La Bejarena

Written by: Roy Jerden

La Béjareña

Oh sweet Angel of Jesus, wherefore lies your grave?
Your blood that is of Navarro, that Corsican so brave
She was a proud Tejana, such a beauty once they say
That enchanted Santa Anna, so far back in the day

On fairy feet she floated in Béjar’s promenade
Like radiating moonbeams her beauty was conveyed
Mantilla and peineta in the latest Spanish style
Caballeros peacocked near her, each hoping for a smile

But for noble Béjar maidens, any glancing was taboo
Except for caballeros that her family nodded to
A curtsey and a flourished bow were the courtly ways
Of greeting one another back in those golden days

Such a fine tradition was the Béjar promenade 
To the Veramendi Palace, perhaps a masquerade
Or to dance a light fandango by the river’s perfumed air
All seemed much more beautiful when close to one so fair

Those were the days of wonder, when Béjar was so sweet
Before the revolution, and the Alamo’s defeat
Before some Anglos came to take with gun and Negro slave
The land that brave Tejanos had bled and died to save

Béjar was filled with drunkards, and rogues of every kind
No promenade was possible in streets so unrefined
And over near the Alamo, where freedom’s price was dear
The price was now determined by the slavery auctioneer

And yet one Anglo gentleman, a major in the war
Touched with noble chivalry, and the ways of a señor
The captured despot’s life did save, upon that victory day
From those who would have hanged the knave, down San Jacinto way

The moment that she met him, in the formal Spanish style
And looked into his honest eyes without a trace of guile
And read his soul so brave and pure, it seemed that time stood still
As nature linked their hearts as one, according to its will

A thousand days of happiness, a thousand days of bliss
Were all that God would grant them both before their final kiss
She laid her hero in his grave, and took their son in hand
And thought of how to speak to him and make him understand

Her gentle eyes had lost their shine; her hair was touched with gray
They wed her to the Dunker man, who took her far away
He never knew her sorrow, he never knew her soul
Inside her lonely citadel of iron self-control

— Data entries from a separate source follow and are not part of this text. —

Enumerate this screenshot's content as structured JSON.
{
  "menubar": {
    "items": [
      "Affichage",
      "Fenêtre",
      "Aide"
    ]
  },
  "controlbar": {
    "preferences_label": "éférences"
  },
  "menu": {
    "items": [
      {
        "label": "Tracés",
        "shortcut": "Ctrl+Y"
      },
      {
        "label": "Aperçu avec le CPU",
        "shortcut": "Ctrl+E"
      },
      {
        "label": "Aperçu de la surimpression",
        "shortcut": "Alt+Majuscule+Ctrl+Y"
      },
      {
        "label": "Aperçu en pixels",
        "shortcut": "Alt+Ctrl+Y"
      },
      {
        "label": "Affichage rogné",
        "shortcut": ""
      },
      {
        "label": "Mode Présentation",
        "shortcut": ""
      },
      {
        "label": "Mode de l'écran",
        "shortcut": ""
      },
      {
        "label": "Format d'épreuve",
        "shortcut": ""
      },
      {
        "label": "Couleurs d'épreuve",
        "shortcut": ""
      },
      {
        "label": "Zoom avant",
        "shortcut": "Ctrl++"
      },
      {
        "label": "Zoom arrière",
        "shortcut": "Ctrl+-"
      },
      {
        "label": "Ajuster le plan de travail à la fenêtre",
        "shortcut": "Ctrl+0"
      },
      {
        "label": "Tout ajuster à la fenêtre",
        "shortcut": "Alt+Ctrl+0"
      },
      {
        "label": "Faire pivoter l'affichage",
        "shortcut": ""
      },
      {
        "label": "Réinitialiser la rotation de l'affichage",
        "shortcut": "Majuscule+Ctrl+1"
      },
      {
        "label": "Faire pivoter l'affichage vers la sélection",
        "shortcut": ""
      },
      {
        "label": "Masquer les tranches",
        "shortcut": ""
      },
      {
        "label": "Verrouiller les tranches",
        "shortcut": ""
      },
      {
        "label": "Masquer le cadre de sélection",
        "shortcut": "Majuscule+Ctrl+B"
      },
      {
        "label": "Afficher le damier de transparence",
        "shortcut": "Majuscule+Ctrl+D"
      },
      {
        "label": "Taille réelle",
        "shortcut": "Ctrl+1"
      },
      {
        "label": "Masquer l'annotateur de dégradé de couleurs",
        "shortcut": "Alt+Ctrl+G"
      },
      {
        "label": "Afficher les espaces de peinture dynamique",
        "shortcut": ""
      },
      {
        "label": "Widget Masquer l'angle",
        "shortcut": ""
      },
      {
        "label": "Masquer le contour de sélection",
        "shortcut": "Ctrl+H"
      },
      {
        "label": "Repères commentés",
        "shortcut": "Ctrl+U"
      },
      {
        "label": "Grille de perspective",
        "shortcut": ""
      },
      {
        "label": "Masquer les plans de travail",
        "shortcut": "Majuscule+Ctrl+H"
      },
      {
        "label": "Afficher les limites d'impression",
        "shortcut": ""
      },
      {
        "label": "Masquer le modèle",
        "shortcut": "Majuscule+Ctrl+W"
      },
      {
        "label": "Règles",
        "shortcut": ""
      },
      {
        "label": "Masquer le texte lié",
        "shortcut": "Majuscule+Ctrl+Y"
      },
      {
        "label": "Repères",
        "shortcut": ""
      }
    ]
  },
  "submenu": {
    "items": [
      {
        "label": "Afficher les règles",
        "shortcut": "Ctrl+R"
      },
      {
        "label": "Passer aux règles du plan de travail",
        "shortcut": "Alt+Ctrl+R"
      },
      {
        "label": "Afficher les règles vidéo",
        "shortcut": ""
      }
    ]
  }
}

He left her for another wife, and cast them all aside
But a mother’s duty to her sons would never be denied
And at the age of fifty-six, the time at last arrived
When she could welcome willingly the deadly reaper’s scythe

Oh sweet Angel of Jesus, wherefore lies your grave?
Your blood that is of Navarro, that Corsican so brave
By the village of Las Moras, down Rio Bravo way?
No one seems to know for sure, unto this very day

Oh, sons of Navarro!  Let not that Béjar rose
Lie with the dust of strangers, where no one ever goes
Join her with her heart's true love, on acres gently blessed
With shady hills below pecans, where heroes go to rest

Notes:
This historical poem is about one of my HS classmate's Tejano (in the original 
sense) ancestors from the time of the Texas Revolution and the story is told 
from that perspective.

The main characters are not named in the poem intentionally, and place names 
are the old Spanish ones, but I will share with you the names of the 
protagonist and her true love, in case you are interested in reading about 
them. Her name was Angela de Jesus Maria Blasa Navarro. She was the niece of 
Juan Antonio Navarro, one of the signers of the Texas Declaration of 
Independence and a member of the important Navarro family of Bejar, present 
day San Antonio. She married William Gordon Cooke, one of the heroes of the 
Texas revolution, who is buried on Republic Hill at the Texas State cemetery 
along with other notables. Angela was buried near Brackettville, originally called 
Las Moras.


The Dunker man was Angela's 2nd husband, Abraham Geiger Martin. He was a 
member of the German Baptist Brethren church, nicknamed Dunkers because 
they practiced full body baptism, but required three full immersions before you 
were properly baptized. Apparently the marriage was a total failure and he 
divorced her, leaving her to raise his son and William Cooke's son alone.